Aldi Süd is currently reassessing its architecture of 90 private labels with help from advertising agency Scholz & Friends. Experience from Aldi Süd’s international markets such as the UK (with its ‘Everyday Essentials’ range) and the US have been incorporated in the move, Aldi said. This also applies to observations made at its German competitors.
You can no longer afford to leave the office for more than two or three days, otherwise you miss the next principle that Aldi is throwing overboard. This very morning it was the launch of the first rebate promotion with Nivea products, accompanied by Henkel’s Beauty Weeks which started last week at Aldi Süd in Germany. A move that severely undermines Aldi’s EDLP policy (although the promotion is mostly driven by Beiersdorf, it avoids any tangency with the shelf price and can be excused by Aldi as a quantity discount). Now, it is the re-positioning of essential parts of its core product offer.
So far, Aldi in Germany largely had a one-tier architecture for its standard assortment, reflecting the aspiration that every product is good enough however low the price. Now, it is trying to separate the ‘better’ stuff from the ‘cheap’ stuff. This is another step away from its discount philosophy. But this doesn’t mean that it isn’t a sensible move. Quite successfully (although we don’t know details), Rewe Group’s discounter Penny was the first to go this hybrid way, combining an umbrella brand with a category-specific private label range.

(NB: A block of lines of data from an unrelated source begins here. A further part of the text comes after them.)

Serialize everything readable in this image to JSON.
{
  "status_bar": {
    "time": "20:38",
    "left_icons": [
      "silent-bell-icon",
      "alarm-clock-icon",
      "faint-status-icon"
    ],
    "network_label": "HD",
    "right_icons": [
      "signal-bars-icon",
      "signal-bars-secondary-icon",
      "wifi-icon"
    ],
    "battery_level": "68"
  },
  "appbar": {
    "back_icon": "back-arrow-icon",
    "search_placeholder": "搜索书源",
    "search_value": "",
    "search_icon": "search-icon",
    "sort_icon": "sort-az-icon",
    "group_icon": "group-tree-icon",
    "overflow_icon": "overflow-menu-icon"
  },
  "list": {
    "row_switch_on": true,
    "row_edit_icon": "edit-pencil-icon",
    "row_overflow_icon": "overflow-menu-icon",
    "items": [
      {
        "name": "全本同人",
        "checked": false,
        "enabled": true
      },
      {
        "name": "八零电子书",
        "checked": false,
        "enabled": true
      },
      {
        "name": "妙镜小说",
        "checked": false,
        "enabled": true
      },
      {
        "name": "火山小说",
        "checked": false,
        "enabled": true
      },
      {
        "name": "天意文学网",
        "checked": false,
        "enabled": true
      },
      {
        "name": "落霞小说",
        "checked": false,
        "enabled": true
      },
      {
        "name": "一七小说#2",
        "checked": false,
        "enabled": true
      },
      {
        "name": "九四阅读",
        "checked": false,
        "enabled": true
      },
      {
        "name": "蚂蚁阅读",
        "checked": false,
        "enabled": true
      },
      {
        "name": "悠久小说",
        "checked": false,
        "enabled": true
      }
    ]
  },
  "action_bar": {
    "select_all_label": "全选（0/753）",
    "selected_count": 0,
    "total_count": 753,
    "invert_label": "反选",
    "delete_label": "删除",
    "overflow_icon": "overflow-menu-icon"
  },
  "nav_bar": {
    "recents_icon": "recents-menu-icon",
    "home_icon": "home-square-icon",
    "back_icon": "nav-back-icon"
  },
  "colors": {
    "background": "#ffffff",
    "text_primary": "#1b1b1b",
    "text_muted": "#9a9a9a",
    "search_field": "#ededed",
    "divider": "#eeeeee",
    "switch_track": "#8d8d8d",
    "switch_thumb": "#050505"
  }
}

On a side note, generally speaking, Penny has been spearheading in a lot of features (instore bakeries, instore radio, shelving, ...) that are now being discussed under the buzz word ‘supermarketisation’ – discounters evolving to supermarkets. Similar moves have come from others, including Lidl’s Dulano (formerly Gebirgsjäger, ‘mountain trooper’) charcuterie range, the cheapest products of which display a rather harsh red packaging; or Norma, which is trialling a cheap label named ‘my smile’.
The reasons are surely manifold. First, the thrifty shopper gets help on what to buy if he wants to buy the cheapest (that’s Aldi’s official explanation). But secondly, the more affluent shopper gets the even clearer sign that he or she may want to avoid this cheap item if he or she is interested in anything more sophisticated. In other words: “daily good” yells “buy-me-not!” That is one traditional function of the bare and plain design of a supermarket’s economy range – Rewe’s ja!, for instance. It is not a traditional discounter’s approach though.
But once Aldi’s shoppers have up-traded, why let them trade down again? In this regard, there is also a certain marginalisation of a ‘cheap’ shopper. Was it the democratisation effect that made the discounters so popular and powerful, creating a class-less society instore – the old ‘champagne effect’ –, now it’s time to separate the classes again. Supplier and retailer may love it, but the nimbus of the discounters as the Robin Hood for food shoppers is vanishing fast – the price they pay for trading up.
Of course, one can see this in a less ideological way. This is due to the simple fact that overall food quality has improved over time; and a tiered offer reflects the differentiation in aspirations and demands.
Lastly, the increasing media attention primarily from TV programmes focusing on ‘product tests’ (the cheapest prime time programme you can produce while building the reputation of the consumer police) requires twofold: on the one hand, a clear differentiation by product quality when it comes to product tests; on the other hand, a clear lowest-price offer to withstand price comparisons. In the past, Aldi sometimes came off badly with price comparisons, simply because the retailer refrained from offering the lowest quality level (Robusta instead of Arabica coffee, for instance; or plain salt instead of iodised, fluoridated salt). In the meantime, this has changed. Except for the salt.
Interestingly, the test is being carried out in two geographic areas – one near the company’s headquarters in the very north-west of the Aldi Süd empire; the other in the utter south-east. The first partly includes financially challenged households; the latter contains the ‘richest’ Aldi region, which has long had the highest sales per store. It would be very interesting to see how people in these two areas behave differently.
Let's return to the beginning: strictly speaking, the principle Aldi Süd is giving up is not the private label architecture. It is the fact that, by downgrading core products, it no longer stands fully behind them; and that it is setting apart different 'classes' in a hitherto 'class-less' shopping environment.